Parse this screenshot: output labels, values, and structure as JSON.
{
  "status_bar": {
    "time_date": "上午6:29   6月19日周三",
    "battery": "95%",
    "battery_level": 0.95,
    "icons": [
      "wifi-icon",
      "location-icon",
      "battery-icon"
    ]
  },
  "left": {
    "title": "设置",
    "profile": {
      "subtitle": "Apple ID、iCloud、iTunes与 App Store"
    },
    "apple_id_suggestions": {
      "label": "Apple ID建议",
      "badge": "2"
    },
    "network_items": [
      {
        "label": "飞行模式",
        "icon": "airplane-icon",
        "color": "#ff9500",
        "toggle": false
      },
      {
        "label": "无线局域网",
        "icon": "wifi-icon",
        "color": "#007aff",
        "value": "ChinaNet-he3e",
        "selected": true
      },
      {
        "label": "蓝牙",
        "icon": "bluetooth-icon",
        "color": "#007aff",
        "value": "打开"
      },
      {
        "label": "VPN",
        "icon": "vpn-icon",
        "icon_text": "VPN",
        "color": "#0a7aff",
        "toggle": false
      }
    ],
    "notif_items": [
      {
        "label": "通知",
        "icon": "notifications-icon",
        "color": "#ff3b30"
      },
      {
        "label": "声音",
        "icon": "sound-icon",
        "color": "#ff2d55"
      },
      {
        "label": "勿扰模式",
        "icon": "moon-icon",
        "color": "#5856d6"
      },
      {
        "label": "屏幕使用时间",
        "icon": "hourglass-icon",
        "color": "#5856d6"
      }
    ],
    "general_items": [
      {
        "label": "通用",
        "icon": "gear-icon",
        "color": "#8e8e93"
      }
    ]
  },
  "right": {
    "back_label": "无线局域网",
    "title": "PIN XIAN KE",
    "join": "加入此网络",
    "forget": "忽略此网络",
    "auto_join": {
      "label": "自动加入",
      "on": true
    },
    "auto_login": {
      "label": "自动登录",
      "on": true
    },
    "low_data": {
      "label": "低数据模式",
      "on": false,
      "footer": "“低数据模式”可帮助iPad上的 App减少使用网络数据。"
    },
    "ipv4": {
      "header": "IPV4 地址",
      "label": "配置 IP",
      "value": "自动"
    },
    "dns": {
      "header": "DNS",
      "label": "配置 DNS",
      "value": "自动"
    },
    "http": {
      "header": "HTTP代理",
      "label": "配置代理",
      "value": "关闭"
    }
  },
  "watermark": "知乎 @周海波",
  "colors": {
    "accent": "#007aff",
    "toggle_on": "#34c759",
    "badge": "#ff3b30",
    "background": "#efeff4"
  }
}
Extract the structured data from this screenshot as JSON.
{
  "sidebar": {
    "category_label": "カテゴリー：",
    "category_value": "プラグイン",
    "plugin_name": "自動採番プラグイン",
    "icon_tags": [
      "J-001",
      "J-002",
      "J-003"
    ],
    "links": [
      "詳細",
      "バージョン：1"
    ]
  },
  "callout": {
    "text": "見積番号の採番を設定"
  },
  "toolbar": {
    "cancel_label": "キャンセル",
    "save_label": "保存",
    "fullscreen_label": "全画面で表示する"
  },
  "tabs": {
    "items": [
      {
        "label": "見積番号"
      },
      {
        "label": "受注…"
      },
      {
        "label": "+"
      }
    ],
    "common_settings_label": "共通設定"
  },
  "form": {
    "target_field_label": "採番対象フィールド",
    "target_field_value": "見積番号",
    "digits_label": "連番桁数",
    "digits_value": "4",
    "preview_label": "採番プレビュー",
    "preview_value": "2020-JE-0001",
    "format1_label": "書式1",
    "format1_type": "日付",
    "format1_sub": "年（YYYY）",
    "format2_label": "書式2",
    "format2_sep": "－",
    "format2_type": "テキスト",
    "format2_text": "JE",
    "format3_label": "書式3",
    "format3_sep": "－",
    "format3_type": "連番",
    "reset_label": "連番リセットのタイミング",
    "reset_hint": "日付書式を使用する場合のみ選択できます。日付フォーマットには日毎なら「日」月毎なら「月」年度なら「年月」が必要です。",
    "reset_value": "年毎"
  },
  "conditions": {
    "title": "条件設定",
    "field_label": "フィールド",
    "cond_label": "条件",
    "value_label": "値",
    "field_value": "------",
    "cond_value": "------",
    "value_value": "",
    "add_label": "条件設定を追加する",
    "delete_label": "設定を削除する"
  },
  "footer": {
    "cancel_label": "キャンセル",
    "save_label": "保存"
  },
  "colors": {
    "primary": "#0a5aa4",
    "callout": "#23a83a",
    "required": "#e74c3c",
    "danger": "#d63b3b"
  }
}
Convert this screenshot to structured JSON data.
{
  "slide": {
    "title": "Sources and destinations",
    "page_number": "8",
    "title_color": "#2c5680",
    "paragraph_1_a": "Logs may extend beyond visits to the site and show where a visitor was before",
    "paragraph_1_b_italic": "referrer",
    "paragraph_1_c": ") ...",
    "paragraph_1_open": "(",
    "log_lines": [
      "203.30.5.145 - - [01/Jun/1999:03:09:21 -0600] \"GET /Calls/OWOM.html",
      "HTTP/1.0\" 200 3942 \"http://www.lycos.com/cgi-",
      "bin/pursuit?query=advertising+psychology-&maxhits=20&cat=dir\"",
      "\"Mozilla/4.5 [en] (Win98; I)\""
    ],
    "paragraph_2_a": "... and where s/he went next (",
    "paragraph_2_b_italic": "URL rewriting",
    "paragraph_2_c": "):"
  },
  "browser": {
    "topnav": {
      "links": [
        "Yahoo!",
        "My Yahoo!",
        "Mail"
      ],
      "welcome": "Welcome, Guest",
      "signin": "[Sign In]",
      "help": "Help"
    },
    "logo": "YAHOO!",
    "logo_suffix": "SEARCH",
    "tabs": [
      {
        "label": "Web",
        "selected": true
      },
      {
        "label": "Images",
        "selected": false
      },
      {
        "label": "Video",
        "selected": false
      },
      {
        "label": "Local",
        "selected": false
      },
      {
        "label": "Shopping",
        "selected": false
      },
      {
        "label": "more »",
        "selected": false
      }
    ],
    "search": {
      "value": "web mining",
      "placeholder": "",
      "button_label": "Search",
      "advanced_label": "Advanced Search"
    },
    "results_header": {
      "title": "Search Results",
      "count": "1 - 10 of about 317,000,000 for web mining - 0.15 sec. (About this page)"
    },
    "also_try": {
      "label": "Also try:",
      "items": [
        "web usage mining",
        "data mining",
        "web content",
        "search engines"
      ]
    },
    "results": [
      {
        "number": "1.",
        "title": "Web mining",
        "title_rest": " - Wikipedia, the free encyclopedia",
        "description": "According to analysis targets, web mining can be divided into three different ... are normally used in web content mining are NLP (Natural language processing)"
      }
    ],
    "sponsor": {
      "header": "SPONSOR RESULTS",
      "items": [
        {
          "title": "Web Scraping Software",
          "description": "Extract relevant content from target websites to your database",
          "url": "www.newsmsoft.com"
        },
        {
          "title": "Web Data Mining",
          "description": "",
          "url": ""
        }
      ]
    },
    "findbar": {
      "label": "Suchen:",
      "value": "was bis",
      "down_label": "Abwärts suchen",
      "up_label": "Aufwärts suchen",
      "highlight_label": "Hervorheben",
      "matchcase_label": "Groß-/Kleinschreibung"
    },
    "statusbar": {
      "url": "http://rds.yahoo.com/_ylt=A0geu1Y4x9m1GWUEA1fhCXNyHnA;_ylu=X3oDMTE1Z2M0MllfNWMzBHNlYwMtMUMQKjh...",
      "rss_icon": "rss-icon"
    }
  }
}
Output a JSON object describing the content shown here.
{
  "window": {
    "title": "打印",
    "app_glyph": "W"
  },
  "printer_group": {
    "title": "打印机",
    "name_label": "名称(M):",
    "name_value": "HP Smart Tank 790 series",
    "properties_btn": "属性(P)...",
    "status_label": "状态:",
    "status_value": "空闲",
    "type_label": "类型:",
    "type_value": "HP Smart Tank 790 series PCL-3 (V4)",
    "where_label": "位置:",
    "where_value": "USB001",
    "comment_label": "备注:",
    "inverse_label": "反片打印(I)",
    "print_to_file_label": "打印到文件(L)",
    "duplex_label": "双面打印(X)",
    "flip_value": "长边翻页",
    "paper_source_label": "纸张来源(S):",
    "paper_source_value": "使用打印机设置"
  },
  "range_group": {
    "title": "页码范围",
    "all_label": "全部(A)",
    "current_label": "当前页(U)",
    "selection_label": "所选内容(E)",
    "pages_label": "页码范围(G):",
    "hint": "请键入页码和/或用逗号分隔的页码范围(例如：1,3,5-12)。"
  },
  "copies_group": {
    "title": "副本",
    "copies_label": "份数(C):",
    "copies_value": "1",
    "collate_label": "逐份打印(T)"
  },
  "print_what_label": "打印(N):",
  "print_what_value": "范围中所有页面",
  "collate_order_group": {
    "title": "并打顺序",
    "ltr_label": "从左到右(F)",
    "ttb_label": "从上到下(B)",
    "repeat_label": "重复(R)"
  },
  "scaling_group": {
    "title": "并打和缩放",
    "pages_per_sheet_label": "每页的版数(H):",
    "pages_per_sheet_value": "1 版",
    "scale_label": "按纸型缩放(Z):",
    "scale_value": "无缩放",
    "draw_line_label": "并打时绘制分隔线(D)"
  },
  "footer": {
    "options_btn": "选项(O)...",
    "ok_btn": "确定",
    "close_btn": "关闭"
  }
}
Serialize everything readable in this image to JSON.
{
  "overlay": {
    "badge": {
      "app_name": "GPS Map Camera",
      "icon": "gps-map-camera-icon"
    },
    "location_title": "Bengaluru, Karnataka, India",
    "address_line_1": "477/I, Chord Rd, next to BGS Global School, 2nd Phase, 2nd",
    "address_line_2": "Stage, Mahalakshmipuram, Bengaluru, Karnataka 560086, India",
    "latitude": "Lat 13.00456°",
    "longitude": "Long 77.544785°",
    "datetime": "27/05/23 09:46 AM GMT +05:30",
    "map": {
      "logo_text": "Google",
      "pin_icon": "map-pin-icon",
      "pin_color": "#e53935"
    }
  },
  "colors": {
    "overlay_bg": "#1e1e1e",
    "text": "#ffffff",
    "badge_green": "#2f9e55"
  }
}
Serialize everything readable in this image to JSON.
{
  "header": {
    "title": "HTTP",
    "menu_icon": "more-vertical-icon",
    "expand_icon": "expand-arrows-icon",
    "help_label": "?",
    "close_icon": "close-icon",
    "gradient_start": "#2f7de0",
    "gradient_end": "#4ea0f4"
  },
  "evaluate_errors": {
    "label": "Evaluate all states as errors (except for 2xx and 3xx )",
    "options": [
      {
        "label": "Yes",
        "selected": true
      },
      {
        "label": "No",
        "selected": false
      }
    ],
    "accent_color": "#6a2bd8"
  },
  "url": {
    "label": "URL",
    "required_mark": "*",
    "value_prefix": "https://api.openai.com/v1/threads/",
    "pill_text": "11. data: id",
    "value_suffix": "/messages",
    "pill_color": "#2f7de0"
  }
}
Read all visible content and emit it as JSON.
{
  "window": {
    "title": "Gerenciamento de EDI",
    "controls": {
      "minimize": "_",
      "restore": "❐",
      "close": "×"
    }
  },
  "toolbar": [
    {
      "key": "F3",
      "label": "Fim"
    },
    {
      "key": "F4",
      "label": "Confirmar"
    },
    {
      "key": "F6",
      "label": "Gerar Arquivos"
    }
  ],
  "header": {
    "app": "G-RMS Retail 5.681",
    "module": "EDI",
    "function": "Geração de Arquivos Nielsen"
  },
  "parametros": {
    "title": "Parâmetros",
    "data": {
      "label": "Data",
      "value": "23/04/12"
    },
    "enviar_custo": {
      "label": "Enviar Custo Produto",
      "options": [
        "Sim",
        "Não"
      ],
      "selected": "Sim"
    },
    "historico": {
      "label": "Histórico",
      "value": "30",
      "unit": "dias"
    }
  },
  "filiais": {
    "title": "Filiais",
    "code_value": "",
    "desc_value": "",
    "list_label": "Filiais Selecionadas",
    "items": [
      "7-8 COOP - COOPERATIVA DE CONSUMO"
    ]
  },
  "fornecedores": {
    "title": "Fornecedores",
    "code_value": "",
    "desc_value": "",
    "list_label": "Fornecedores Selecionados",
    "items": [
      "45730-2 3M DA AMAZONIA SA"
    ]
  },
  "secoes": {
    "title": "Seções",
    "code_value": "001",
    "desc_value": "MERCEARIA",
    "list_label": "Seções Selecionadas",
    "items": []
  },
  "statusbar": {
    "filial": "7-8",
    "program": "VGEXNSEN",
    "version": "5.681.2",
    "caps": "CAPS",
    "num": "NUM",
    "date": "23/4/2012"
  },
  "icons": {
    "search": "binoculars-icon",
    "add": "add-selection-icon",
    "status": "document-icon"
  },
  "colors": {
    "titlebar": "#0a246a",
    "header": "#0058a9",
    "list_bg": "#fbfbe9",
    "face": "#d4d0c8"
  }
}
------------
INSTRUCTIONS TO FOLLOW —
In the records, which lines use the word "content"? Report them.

ANSWER —
        "web content",
        "description": "According to analysis targets, web mining can be divided into three different ... are normally used in web content mining are NLP (Natural language processing)"
          "description": "Extract relevant content from target websites to your database",
Output a JSON object describing the content shown here.
Read all visible content and emit it as JSON.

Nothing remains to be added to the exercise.